John Henry: That’s right.

Dan Lok: Now before we even talk about John’s story, I want to talk a little bit about this space.

John Henry: Let’s talk about it.

Dan Lok: Let’s talk about this space. Like what makes this space, co-working space, so special?

John Henry: First things first, thank you for having me on.

Dan Lok: Welcome man, welcome.

John Henry: Appreciate you. And look, what makes this space special is this is the proof right here. Like you’re on a one day trip, you came, you interviewed with Faiza, this content, that content lined up. We connected and it’s central in the city, a lotta energy here, there’s six floors.

Dan Lok: You can feel the entrepreneurial spirit.

John Henry: That’s right.

Dan Lok: The minute you walk in you can feel the hustling.

John Henry: That’s right, and there’s a lot at WeWork’s, obviously, and this is … this, though, is billed as like the OG space, and there are a lot of veteran New York entrepreneurs here. There are several accelerators and several funds and stuff, and so yeah, I’m fortunate to be part of this community.
So we’re in Alley right now. Yeah, and that’s where we find ourselves.

Dan Lok: That’s awesome.

John Henry: Welcome to New York, man.
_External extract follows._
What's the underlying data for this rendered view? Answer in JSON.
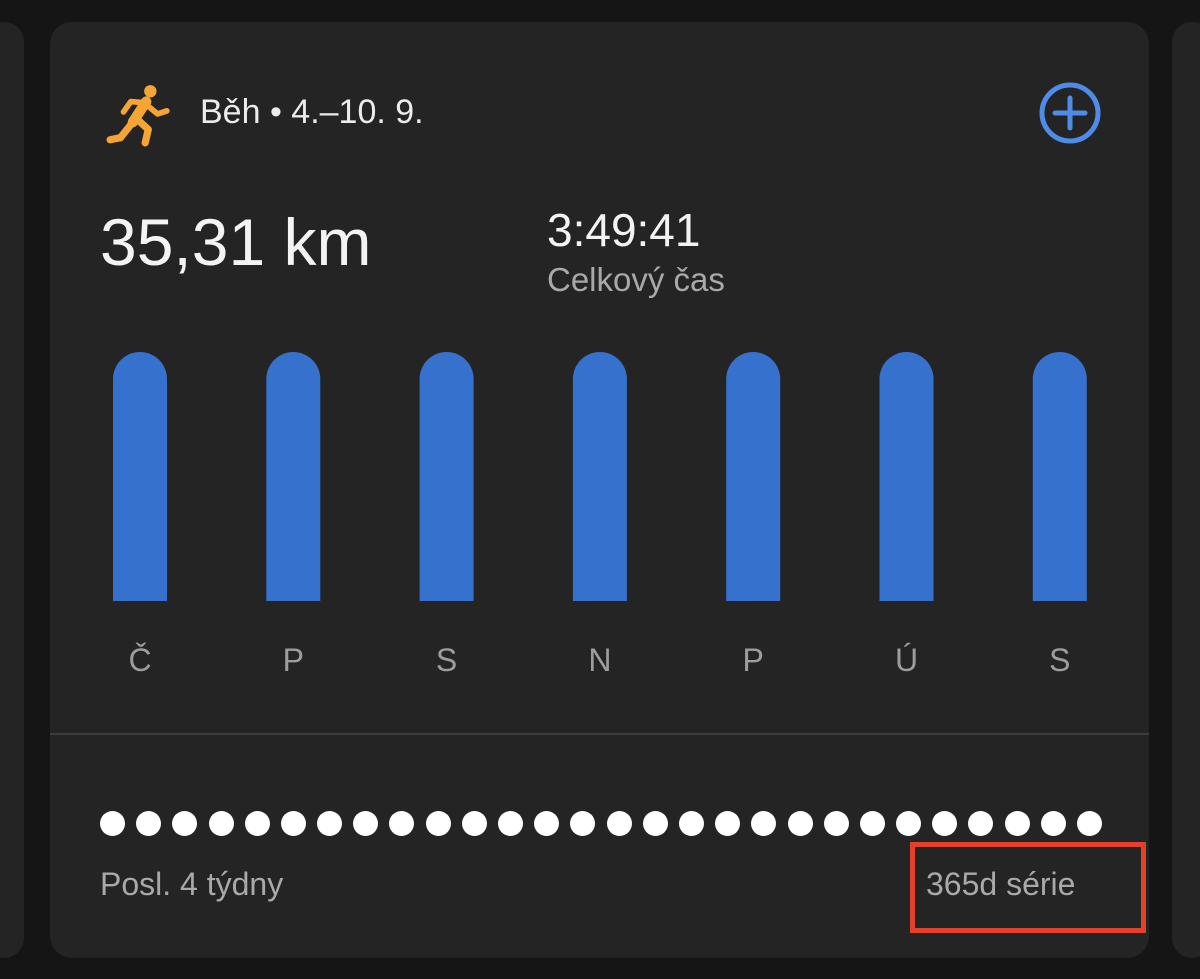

Dan Lok: Thank you, I love New York. The cold, it takes a couple of days to get used to. The minute I arrived, the airport, like wow! This is cold. I know New York, it’s cold. But this is cold!

John Henry: This is very cold.

Dan Lok: This is very cold. So John, take us back. How did you get into entrepreneurship?